In a very beautiful treatise on music, Confucius writes: “When the likes and dislikes are not properly controlled, and our conscious minds are distracted by the material world, we lose our true selves in the principle of reason, and nature is destroyed. When man is constantly exposed to the things of the material world which affects him, and does not control his likes and dislikes, then he becomes overwhelmed by the material reality, and becomes dehumanized, or materialistic. When a man becomes dehumanized or materialistic, then the principle of reason in nature is destroyed, and man is submerged in his own desires. From this arise rebellion, disobedience, cunning, and deceit, and general immorality. We have then a picture of the strong bullying the weak, the majority persecuting the minority, the clever ones deceiving the simple-minded, the physically strong going for violence, the sick and the crippled not being taken care of, and the aged and the young helpless and not cared for.
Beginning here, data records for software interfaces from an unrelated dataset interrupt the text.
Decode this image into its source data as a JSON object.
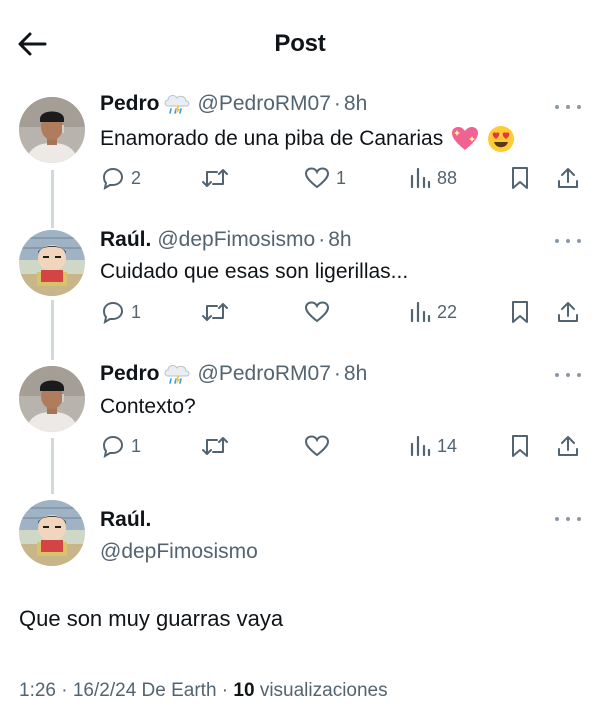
{
  "header": {
    "title": "Post",
    "back_icon": "arrow-left-icon"
  },
  "posts": [
    {
      "name": "Pedro",
      "handle": "@PedroRM07",
      "dot": "·",
      "time": "8h",
      "text": "Enamorado de una piba de Canarias",
      "emojis": [
        "sparkling-heart-emoji",
        "heart-eyes-emoji"
      ],
      "replies": "2",
      "reposts": "",
      "likes": "1",
      "views": "88"
    },
    {
      "name": "Raúl.",
      "handle": "@depFimosismo",
      "dot": "·",
      "time": "8h",
      "text": "Cuidado que esas son ligerillas...",
      "replies": "1",
      "reposts": "",
      "likes": "",
      "views": "22"
    },
    {
      "name": "Pedro",
      "handle": "@PedroRM07",
      "dot": "·",
      "time": "8h",
      "text": "Contexto?",
      "replies": "1",
      "reposts": "",
      "likes": "",
      "views": "14"
    }
  ],
  "focus": {
    "name": "Raúl.",
    "handle": "@depFimosismo",
    "text": "Que son muy guarras vaya",
    "time": "1:26 · 16/2/24 De Earth · ",
    "views_count": "10",
    "views_label": " visualizaciones"
  },
  "colors": {
    "text": "#0f1419",
    "muted": "#536471",
    "line": "#cfd9de"
  }
}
This is the way of chaos.
“So music is connected with the principles of human conduct. Therefore, the animals,” says Confucius, “know sounds, but they do not know tones. He who understands music, comes very near to the understanding of li. And, if a man has mastered both li and music, we call him virtuous, because virtue is the mastery of fulfillment.”
Confucius says: “Truly great music shares the principle of harmony with the universe. When the soul is poor, things do not grow. When the fishing is not regulated according to the seasons, then fishes and turtles do not mature. When the climate deteriorates, animal and plant life degenerate, and when the world is chaotic, the rituals and the music become licentious. We find, then, a type of music that is rueful without restraint, and joyous without calm.
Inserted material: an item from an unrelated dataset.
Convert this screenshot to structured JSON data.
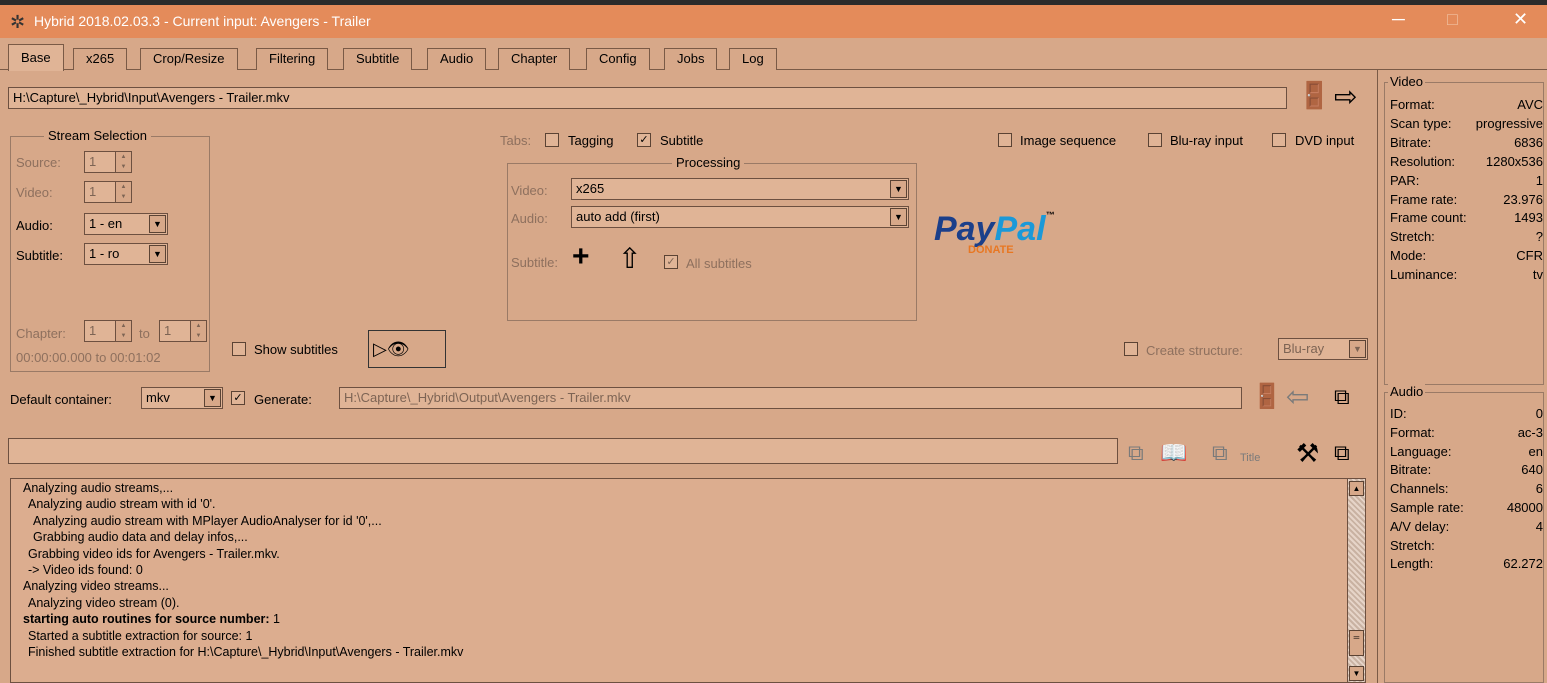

“Therefore, the superior man tries to create harmony in the human heart by a rediscovery of human nature, and tries to promote music as a means to the perfection of human culture. When such music prevails, and the people’s minds are led toward the right ideas and aspirations, we may see the appearance of a great nation. Character is the backbone of our human nature, and music is the flowering of character.”
Now, the point I want to make, is that there is a direct connection between music and the way society is organized. Please think back: The United States was the first country in history to adopt a representative republican system. And, in the famous U.S. Declaration of Independence, it states that each human being has inalienable rights, which nobody can take away.
Historically, that was very important, and it is still very important, because if the United States doesn’t function on that principle, there is no harmony in the rest of the world. So, citizens of the United States, whether they know it or not, have a much larger responsibility, simply because of that historical role which the United States has played, and must play. And you should remember the famous Federalist Papers of Alexander Hamilton, in which he asked, in the commentary, the gigantic question: Can men organize society in such a way that justice and freedom rule, or are we condemned forever, that arbitrary power of the strong and misery of the poor should prevail?
I’m saying that everything has to do with the kind of educational system, and the kinds of values which permeate a society, which will answer this question posed by Alexander Hamilton.
Let me say why we wanted the Thomanerchor not only to come to Washington, and sing beautifully, which you all can hear in the afternoon, but why we wanted to let you participate in the rehearsal of this choir, which, unfortunately, we now will not be able to see. But I attended a rehearsal several years ago, and I can only tell you: It gives an absolutely incredible insight into how people, children from a young age, 6, 7, 8 to 18, can acquire excellence. And, I wanted to integrate the question of musical excellence–because it is just one, but by no means the only area, in which excellence can be reached in education.